JobDeck aims to make the process of looking for work on Twitter even easier. It provides a refined search that allows you to drill down and find job offers and information about prospective employers and employees, and it does it all in the familiar environment of TweetDeck, so as long as you’ve used the popular Adobe (s adbe) AIR-based Twitter client in the past, you won’t have to go learning a new interface all over again.
In fact, JobDeck really isn’t much more than a standard install of TweetDeck with some colorful rebadging and a couple of very special unique columns that will help you in your job search efforts. All the regular features are there, too, so you have access to your main timeline and all the time-wasting fun that could potentially go along with that. My advice? Create a new Twitter account devoted solely to job hunting in order to keep your focus and avoid distraction.

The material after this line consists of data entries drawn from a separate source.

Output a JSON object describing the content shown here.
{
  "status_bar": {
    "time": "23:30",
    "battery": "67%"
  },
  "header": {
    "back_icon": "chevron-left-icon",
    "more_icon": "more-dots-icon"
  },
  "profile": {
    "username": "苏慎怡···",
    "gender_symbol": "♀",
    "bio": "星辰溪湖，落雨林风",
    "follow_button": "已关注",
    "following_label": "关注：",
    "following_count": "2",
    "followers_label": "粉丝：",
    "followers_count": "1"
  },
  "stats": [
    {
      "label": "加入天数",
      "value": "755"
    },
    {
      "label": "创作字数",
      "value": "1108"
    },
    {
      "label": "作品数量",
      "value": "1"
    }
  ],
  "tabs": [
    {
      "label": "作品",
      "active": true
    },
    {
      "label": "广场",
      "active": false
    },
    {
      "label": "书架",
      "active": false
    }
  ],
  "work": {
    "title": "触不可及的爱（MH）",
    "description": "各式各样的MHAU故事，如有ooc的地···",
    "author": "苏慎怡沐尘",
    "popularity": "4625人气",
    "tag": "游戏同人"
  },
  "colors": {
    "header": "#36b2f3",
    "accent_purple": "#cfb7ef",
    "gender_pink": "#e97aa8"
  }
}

As mentioned, there are two new columns introduced in JobDeck, which is powered by TwitJobSearch, a site that provides search results from Twitter pre-filtered and tailored to job hunters. The first is a “Job Search Experts” user list. It’s a good way to pick up tips and find interesting articles about the job market and career development in general, and it has the benefit of allowing you to keep these people out of your main Twitter feed, where they might not be as appreciated or could get lost.
The other column is a dedicated column that returns results from the TwitJobSearch main feed, which searches the web, returns relevant job search results and organizes them into a single stream. As of right now, a lot of the traffic is related to the JobDeck app itself, but scrolling through the feed reveals that it does do a decent job of collecting career hunting info. Unfortunately, it’s also hit or miss, including info for jobs ranging from KFC front-line employees to iPhone app developers.

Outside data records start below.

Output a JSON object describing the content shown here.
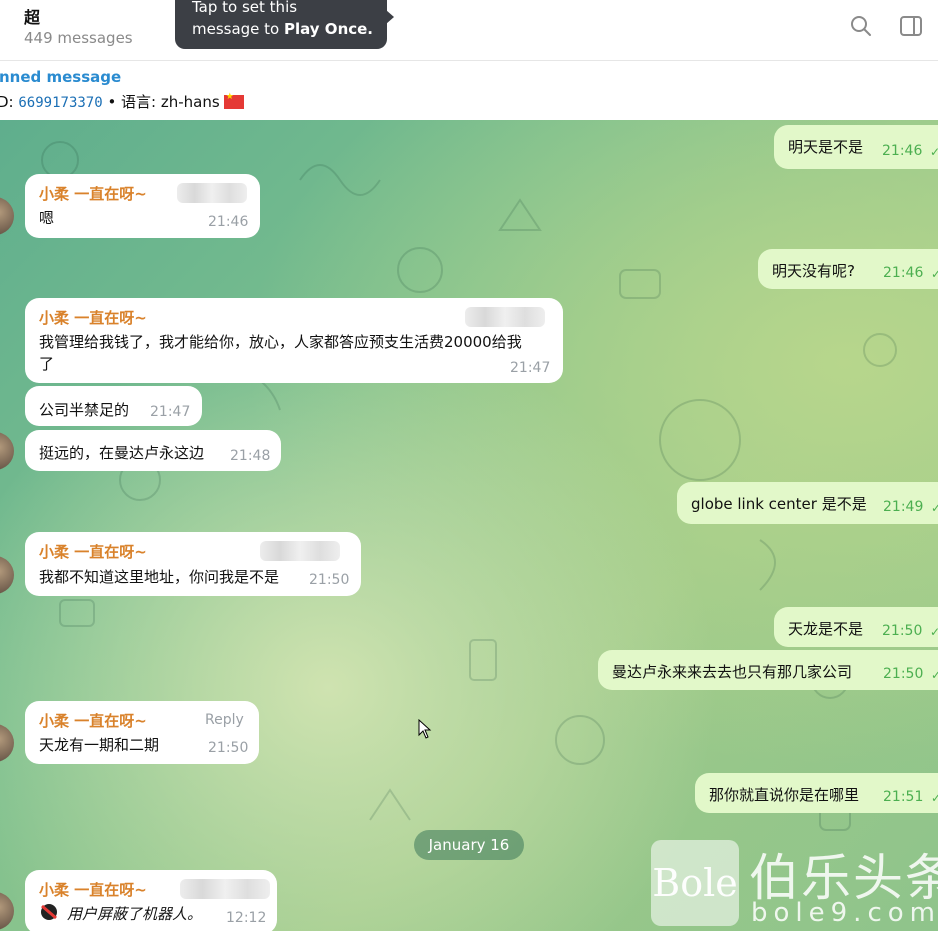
{
  "header": {
    "title": "超",
    "subtitle": "449 messages",
    "tooltip_line1": "Tap to set this",
    "tooltip_line2_prefix": "message to ",
    "tooltip_line2_bold": "Play Once."
  },
  "pinned": {
    "title": "nned message",
    "id_prefix": "D: ",
    "id_value": "6699173370",
    "lang": " • 语言: zh-hans"
  },
  "messages": [
    {
      "dir": "out",
      "text": "明天是不是",
      "time": "21:46"
    },
    {
      "dir": "in",
      "sender": "小柔 一直在呀~",
      "text": "嗯",
      "time": "21:46"
    },
    {
      "dir": "out",
      "text": "明天没有呢?",
      "time": "21:46"
    },
    {
      "dir": "in",
      "sender": "小柔 一直在呀~",
      "text": "我管理给我钱了，我才能给你，放心，人家都答应预支生活费20000给我",
      "text2": "了",
      "time": "21:47"
    },
    {
      "dir": "in",
      "text": "公司半禁足的",
      "time": "21:47"
    },
    {
      "dir": "in",
      "text": "挺远的，在曼达卢永这边",
      "time": "21:48"
    },
    {
      "dir": "out",
      "text": "globe link center 是不是",
      "time": "21:49"
    },
    {
      "dir": "in",
      "sender": "小柔 一直在呀~",
      "text": "我都不知道这里地址，你问我是不是",
      "time": "21:50"
    },
    {
      "dir": "out",
      "text": "天龙是不是",
      "time": "21:50"
    },
    {
      "dir": "out",
      "text": "曼达卢永来来去去也只有那几家公司",
      "time": "21:50"
    },
    {
      "dir": "in",
      "sender": "小柔 一直在呀~",
      "reply": "Reply",
      "text": "天龙有一期和二期",
      "time": "21:50"
    },
    {
      "dir": "out",
      "text": "那你就直说你是在哪里",
      "time": "21:51"
    },
    {
      "dir": "in",
      "sender": "小柔 一直在呀~",
      "text": "用户屏蔽了机器人。",
      "time": "12:12"
    }
  ],
  "date_separator": "January 16",
  "watermark": {
    "box": "Bole",
    "cn": "伯乐头条",
    "url": "bole9.com"
  },
  "icons": [
    "search-icon",
    "sidebar-toggle-icon",
    "checkmark-icon",
    "cursor-icon",
    "flag-icon",
    "blocked-icon"
  ]
}
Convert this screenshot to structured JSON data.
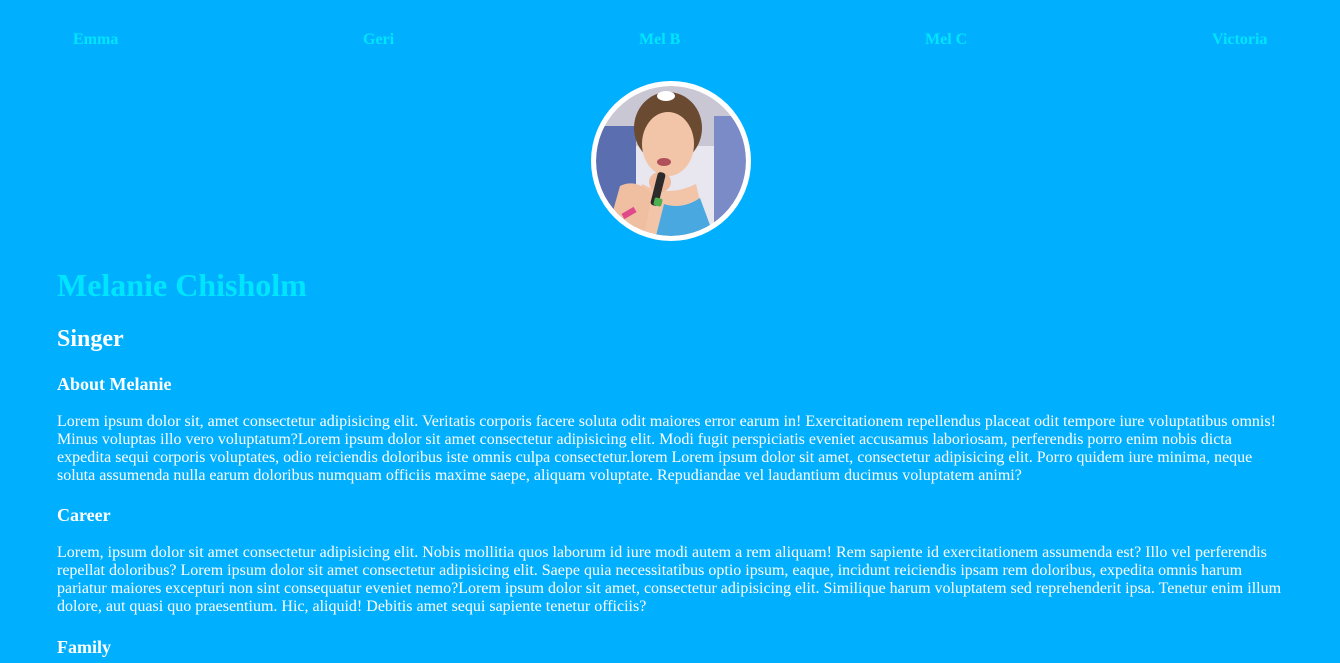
{
  "nav": {
    "items": [
      {
        "label": "Emma"
      },
      {
        "label": "Geri"
      },
      {
        "label": "Mel B"
      },
      {
        "label": "Mel C"
      },
      {
        "label": "Victoria"
      }
    ]
  },
  "profile": {
    "name": "Melanie Chisholm",
    "role": "Singer"
  },
  "sections": {
    "about": {
      "heading": "About Melanie",
      "text": "Lorem ipsum dolor sit, amet consectetur adipisicing elit. Veritatis corporis facere soluta odit maiores error earum in! Exercitationem repellendus placeat odit tempore iure voluptatibus omnis! Minus voluptas illo vero voluptatum?Lorem ipsum dolor sit amet consectetur adipisicing elit. Modi fugit perspiciatis eveniet accusamus laboriosam, perferendis porro enim nobis dicta expedita sequi corporis voluptates, odio reiciendis doloribus iste omnis culpa consectetur.lorem Lorem ipsum dolor sit amet, consectetur adipisicing elit. Porro quidem iure minima, neque soluta assumenda nulla earum doloribus numquam officiis maxime saepe, aliquam voluptate. Repudiandae vel laudantium ducimus voluptatem animi?"
    },
    "career": {
      "heading": "Career",
      "text": "Lorem, ipsum dolor sit amet consectetur adipisicing elit. Nobis mollitia quos laborum id iure modi autem a rem aliquam! Rem sapiente id exercitationem assumenda est? Illo vel perferendis repellat doloribus? Lorem ipsum dolor sit amet consectetur adipisicing elit. Saepe quia necessitatibus optio ipsum, eaque, incidunt reiciendis ipsam rem doloribus, expedita omnis harum pariatur maiores excepturi non sint consequatur eveniet nemo?Lorem ipsum dolor sit amet, consectetur adipisicing elit. Similique harum voluptatem sed reprehenderit ipsa. Tenetur enim illum dolore, aut quasi quo praesentium. Hic, aliquid! Debitis amet sequi sapiente tenetur officiis?"
    },
    "family": {
      "heading": "Family"
    }
  },
  "colors": {
    "background": "#00b0ff",
    "accent": "#00e5ff",
    "text": "#ffffff"
  }
}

It’s nice, but it isn’t yet impressive enough to merit its own dedicated client in my opinion. It reminds me more of the Blink-182 branded TweetDeck release than a new and unique tool. The TwitJobSearch site itself is a much more useful tool, with customizable advanced search options and an experimental job map feature. Not to mention that the interface is quite attractive and highly usable, and there’s a browse function that lets you see job tweets by category in case you aren’t yet sure what exactly it is you’re looking for.
If you’re already using TweetDeck and you’re looking for work, using the JobDeck special edition isn’t going to cost you anything, and might provide you with a few useful links and/or tips. If, on the other hand, you’re looking for something that will dramatically change they way you look for work, skip this release and just use the web-based or iPhone version (s aapl) of TwitJobSearch, especially if you’re not a fan of the TweetDeck interface.
Landed a job through Twitter? Tell us about how you did it!